7. Call centers to outsource your reservation and service calls as well as offering quality reporting to keep track of conversions and call abandonment, freeing up managers’ time in trying to source and supervise your own agents while also redirecting calls away from the front desk so those associates can focus on in-house guests.
8. In-room tablets and mobile apps that act as a single point of control for service requests, hotel information, virtual concierge, and additional purchases.
You can’t implement all of these at the same time. And yet you really need them all to have breathing room to look ahead to what new trends will emerge in the next five years or so. Hence, it’s a matter of evaluating what you can do now, what you can do in a month’s time and what will, reluctantly, have to wait until 2023.
AUTOMATION AND FORECASTING
Circling back to the problem of emails, there are many other lo-fi tactics that can help. To chip away at the mountain of emails, reduce CCs and unnecessary notifications where you aren’t a direct report. Next, make stand-up meetings routine, agenda-driven, and as short as possible so you minimize the back and forth over one-off meeting setup, using scheduling or time-management software for all else. Then, to truly enable knowledge work, allow for half-day and full-day chunks where managers aren’t expected to be checking their inboxes, devoting this time for projects that require flow.
The inescapable truth is that hotel operations need to be lean to maintain margins and steer clear of labor issues. This new reality demands automation tools to reduce the interruptive workflows that are tearing apart your managers’ days and preventing any semblance of flow from being attained.
Without those dedicated two-hour blocks, there’s no time to properly peruse the multitude of data to deduce actionable inferences for further cost efficiencies or revenue opportunities. Moreover, if your IT team must contend with the daily inbox clearing grind, they won’t have time to tackle the setup of new software interfaces so that data can seamlessly flow into your enterprise business intelligence platform for further data comprehension.
FIRING A GUEST
To close out on a more jocular – albeit controversial – note, suppose you have solved many of the challenges introduced by the convergence of our current labor crisis and interruptive workflows. Next comes evaluating which guests are causing the majority of the problems and, when the emotional strain on your team is properly considered, actually have a negative ROI. That is, with the right data connections, can you forecast when a guest isn’t worth the trouble?

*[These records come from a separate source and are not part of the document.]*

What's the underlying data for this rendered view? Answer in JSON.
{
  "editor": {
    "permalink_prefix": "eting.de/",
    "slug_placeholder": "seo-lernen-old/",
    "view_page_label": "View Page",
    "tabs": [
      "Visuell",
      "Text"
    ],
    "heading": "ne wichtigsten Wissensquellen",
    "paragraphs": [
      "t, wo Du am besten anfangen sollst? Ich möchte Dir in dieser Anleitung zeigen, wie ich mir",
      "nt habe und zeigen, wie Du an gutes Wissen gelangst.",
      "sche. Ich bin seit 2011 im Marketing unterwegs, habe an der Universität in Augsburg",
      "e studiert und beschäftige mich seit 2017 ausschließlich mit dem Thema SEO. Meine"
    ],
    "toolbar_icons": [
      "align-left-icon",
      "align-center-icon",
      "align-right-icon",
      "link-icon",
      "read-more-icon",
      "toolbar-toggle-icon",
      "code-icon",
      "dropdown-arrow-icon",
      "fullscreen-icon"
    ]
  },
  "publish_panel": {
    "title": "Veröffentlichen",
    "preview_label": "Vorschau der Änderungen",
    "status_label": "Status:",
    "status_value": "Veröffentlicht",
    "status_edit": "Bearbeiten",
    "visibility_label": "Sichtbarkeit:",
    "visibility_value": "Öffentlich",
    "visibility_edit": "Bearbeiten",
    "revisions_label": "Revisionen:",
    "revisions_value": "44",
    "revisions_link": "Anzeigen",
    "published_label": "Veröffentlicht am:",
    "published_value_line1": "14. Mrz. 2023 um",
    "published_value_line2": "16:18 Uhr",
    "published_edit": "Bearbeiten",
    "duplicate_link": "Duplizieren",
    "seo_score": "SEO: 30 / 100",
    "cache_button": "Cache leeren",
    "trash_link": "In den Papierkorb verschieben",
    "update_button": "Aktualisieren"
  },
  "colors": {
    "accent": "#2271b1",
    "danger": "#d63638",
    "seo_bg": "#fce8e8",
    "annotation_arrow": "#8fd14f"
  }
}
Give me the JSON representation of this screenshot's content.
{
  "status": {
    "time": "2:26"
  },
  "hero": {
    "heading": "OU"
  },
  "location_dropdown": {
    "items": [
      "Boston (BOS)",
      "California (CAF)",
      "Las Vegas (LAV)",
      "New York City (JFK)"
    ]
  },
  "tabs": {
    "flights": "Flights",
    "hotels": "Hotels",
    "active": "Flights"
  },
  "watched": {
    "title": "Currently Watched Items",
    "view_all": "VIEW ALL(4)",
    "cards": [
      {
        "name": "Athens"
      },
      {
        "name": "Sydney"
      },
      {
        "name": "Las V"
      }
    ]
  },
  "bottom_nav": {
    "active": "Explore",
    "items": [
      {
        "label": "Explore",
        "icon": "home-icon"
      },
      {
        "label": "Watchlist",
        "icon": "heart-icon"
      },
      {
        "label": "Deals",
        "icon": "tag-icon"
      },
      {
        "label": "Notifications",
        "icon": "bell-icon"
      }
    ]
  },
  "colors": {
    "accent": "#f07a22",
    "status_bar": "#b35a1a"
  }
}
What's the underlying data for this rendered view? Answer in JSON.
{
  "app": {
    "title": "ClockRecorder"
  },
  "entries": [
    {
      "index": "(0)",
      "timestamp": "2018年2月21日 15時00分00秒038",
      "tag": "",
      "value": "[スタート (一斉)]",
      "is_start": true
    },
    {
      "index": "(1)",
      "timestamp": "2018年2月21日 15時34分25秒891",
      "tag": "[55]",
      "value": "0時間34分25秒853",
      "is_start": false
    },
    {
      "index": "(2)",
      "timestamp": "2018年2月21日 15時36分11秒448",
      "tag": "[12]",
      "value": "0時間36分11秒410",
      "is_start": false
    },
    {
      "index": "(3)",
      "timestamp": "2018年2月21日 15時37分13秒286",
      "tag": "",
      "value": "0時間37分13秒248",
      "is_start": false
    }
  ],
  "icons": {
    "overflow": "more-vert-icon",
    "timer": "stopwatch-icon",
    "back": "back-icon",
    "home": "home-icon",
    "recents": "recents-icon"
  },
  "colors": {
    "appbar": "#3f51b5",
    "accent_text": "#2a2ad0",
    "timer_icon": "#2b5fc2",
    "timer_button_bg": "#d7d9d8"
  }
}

In an 80/20 kind of way, there likely are only a handful of past and present guests who fit this bill – the ones who make repeated, small requests and still leave a tepid TripAdvisor review. But you won’t know how to tackle this problem without a solid business intelligence platform that can compute revenues versus total labor per guest.
Until that time, workflow automation is the goal for the near future to ramp up your team’s attention capital. Especially with the inestimable benefit of reducing stress to increase team retention, it’s not just about doing a direct cost analysis for what you will save on paper by deploying a new piece of technology; it’s about the mental energy saved that can be redirected toward more complex and compelling projects – such as forecasting – that have long-term, positive outcomes.